|studio arrangement. "floating trace" in five panels. polaroid and abstract symmetry|
|Erin Curry. floating trace. 3.5" x 18". gesso and graphite on mylar. made with drawing spindle. |
This little work was the unexpected product of early this year when I took a course at the Sequential Artists' Workshop(SAW), a small school which recently opened here in Makerville (Gainesville, FL). Sequential Art refers to comix, cartoons, as well as the extended works of graphic novels. It's a form that has enjoyed growing public recognition of the dedicated artists who have been showing the rest of the world comix is more than the Sunday funnies or superheroes. (It seems France is way ahead of the States in this matter, so I acknowledge I'm speaking from a clearly American perspective.) SAW began taking full time students in the fall for an MFA-like one-year-long program, but also offers classes and short term workshops to the general public. I was lucky enough to take one of the first introductory courses back in February with Tom Hart who I'll ramble at length about some other time because he's remarkable for a whole host of reasons. For now, I'll just say he's a person with a wonderful sense of curiosity, an artist with great dedication to his work, and an exceptional teacher who I continue to learn from.
If you've been visiting here awhile, you know my work is usually materials and process-oriented, occasionally sculptural, often abstract, and sometimes deals with seriality. The idea of narrative only enters my work as a kind iconography. For instance, handspun thread is my shorthand to refer to the idea of story while denying a specific narrative. Though before taking the class, my knowledge of comics was superficial at best, the idea of trying to learn more about sequential art seemed like a compelling, if unlikely, way forward. Besides, if something as unusual as a comix school opens up just blocks from home and two blocks from the studio, I'll take it on faith that something of value will be found there. I'm pleased to have been right.
Truth be told, I was a rather lazy student and produced very little of note in the six-session class itself. During the class, I slowly realized I was still resisting narrative even though usually the point of comics is storytelling.
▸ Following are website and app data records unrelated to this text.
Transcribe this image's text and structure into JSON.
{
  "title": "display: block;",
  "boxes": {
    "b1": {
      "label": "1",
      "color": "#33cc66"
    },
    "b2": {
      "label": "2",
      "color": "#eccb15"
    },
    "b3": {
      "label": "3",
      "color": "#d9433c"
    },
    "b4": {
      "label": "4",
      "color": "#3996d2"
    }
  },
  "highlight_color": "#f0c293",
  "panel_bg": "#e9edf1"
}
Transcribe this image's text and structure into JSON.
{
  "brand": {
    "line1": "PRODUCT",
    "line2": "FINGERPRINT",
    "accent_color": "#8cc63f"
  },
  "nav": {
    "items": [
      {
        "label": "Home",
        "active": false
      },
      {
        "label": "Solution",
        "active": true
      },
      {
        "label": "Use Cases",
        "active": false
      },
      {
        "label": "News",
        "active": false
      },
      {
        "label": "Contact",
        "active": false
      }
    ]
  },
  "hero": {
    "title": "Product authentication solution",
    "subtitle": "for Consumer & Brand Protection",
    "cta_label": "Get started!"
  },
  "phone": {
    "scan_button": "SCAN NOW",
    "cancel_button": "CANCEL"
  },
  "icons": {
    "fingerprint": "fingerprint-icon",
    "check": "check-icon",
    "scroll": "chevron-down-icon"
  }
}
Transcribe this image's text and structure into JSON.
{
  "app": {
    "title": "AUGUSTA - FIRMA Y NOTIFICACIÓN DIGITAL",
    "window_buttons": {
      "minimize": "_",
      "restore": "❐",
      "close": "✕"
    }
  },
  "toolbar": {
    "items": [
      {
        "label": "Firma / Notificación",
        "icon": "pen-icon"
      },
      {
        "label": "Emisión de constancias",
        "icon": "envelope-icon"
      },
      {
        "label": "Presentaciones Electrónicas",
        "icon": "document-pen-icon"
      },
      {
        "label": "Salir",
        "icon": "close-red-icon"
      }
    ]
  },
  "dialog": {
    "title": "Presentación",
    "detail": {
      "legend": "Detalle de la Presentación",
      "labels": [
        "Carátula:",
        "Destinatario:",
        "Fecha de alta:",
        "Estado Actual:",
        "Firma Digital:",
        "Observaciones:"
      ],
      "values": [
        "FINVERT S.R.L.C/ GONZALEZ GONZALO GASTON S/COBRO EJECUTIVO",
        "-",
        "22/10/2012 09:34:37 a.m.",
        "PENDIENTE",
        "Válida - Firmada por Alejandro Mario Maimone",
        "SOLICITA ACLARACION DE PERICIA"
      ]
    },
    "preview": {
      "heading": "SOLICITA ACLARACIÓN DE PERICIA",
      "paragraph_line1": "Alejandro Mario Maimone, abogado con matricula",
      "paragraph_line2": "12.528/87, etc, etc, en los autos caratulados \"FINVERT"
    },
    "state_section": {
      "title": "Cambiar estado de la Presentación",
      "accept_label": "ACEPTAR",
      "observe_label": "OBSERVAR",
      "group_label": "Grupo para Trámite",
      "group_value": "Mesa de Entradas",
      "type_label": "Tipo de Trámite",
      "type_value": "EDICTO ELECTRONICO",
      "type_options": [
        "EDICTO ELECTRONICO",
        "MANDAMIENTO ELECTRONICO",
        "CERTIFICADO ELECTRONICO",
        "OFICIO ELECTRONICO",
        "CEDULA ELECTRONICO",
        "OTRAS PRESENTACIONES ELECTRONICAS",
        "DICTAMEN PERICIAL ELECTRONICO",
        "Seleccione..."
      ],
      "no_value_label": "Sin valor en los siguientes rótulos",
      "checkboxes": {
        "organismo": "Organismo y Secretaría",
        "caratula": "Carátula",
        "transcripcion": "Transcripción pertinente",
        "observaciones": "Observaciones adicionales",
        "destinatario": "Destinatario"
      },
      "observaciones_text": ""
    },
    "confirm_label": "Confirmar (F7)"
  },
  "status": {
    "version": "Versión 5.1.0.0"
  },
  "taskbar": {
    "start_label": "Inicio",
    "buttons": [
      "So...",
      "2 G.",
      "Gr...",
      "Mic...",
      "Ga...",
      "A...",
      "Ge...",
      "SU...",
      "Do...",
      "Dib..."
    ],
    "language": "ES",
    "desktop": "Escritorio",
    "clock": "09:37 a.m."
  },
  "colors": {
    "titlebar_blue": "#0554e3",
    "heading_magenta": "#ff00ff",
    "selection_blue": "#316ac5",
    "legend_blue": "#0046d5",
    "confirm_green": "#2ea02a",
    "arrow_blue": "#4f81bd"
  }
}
Tom, recognizing this, introduced to me one of my now favorite artists, Warren Craghead III, who in turn introduced me to Abstract Comics which led me down a very deep rabbit hole I'm thrilled to be exploring.
Probably the best way to get a feel for Abstract Comics is to find a copy of Andrei Molotiu's Abstract Comics: The Anthology or poke around the abstract comix blog a bit, but the general sense is that abstract comics is non-narrative, sequentially read artwork. Abstract comics uses the specific forms of storytelling present in comics, without needing the story to have clarity which is the perfect place for me to start playing.
Meanwhile, the tools of comics I was introduced to during the class have slowly been emerging in my regular work and I'm enjoying visiting the school now and then to learn from the amazing artists who are associated with it.
Though I'd like to think I'll take time in the next few weeks to expand more on some of the things I've been learning, I'm worried I won't, so here's a link fest to stuff.
SAW is preparing for two workshops this spring. John Porcellino and Ron Rege are both teaching. Last time, there were students from Chicago, New York, and Australia so don't think it's just local folks participating.
As the school is still very new, they are running a fundraiser for 2013. There are lovely thank you prints to be had for donating. I can whole-heartedly say supporting the school is worthwhile.
Oh and I haven't mentioned it, but Leela Corman, Tom's wife had an amazing book published this year. Unterzakn is about two girls who grow up in New York's Lower Eastside around 1910. The images are beautiful, the story rich, and the lessons Ether and Fanya learn hauntingly important even today.
Tom has a heartrending project he's working on now. For those of us who have lost someone who anchored us to this world, he's touching on something we know in our bones and doing it with all the care and mastery of an artist who knows his craft.
And as far as interesting abstract comics, Warren Craghead has a project which is an wonderful example of a web-specific form - a maps little spell.
And if you are still here, this is a great panel from the Small Press Expo "Perverse Comics Form: Challenging Comics Conventions." I've listened to it at least twice, so it's worth sitting through the poor sound quality. Perhaps the best synopsis of the reason for the panel is Chris Ware is quoted as saying, "the difference between comics and fine art is in fine art is if you look at the work and you don’t get you are stupid whereas in comics if you don’t get it the artist is stupid." It's said as a way to broadly generalize two methods of creating and relating to the viewer/public, but it does seem to get at why the space being explored by the artists on the panel is so intriguing.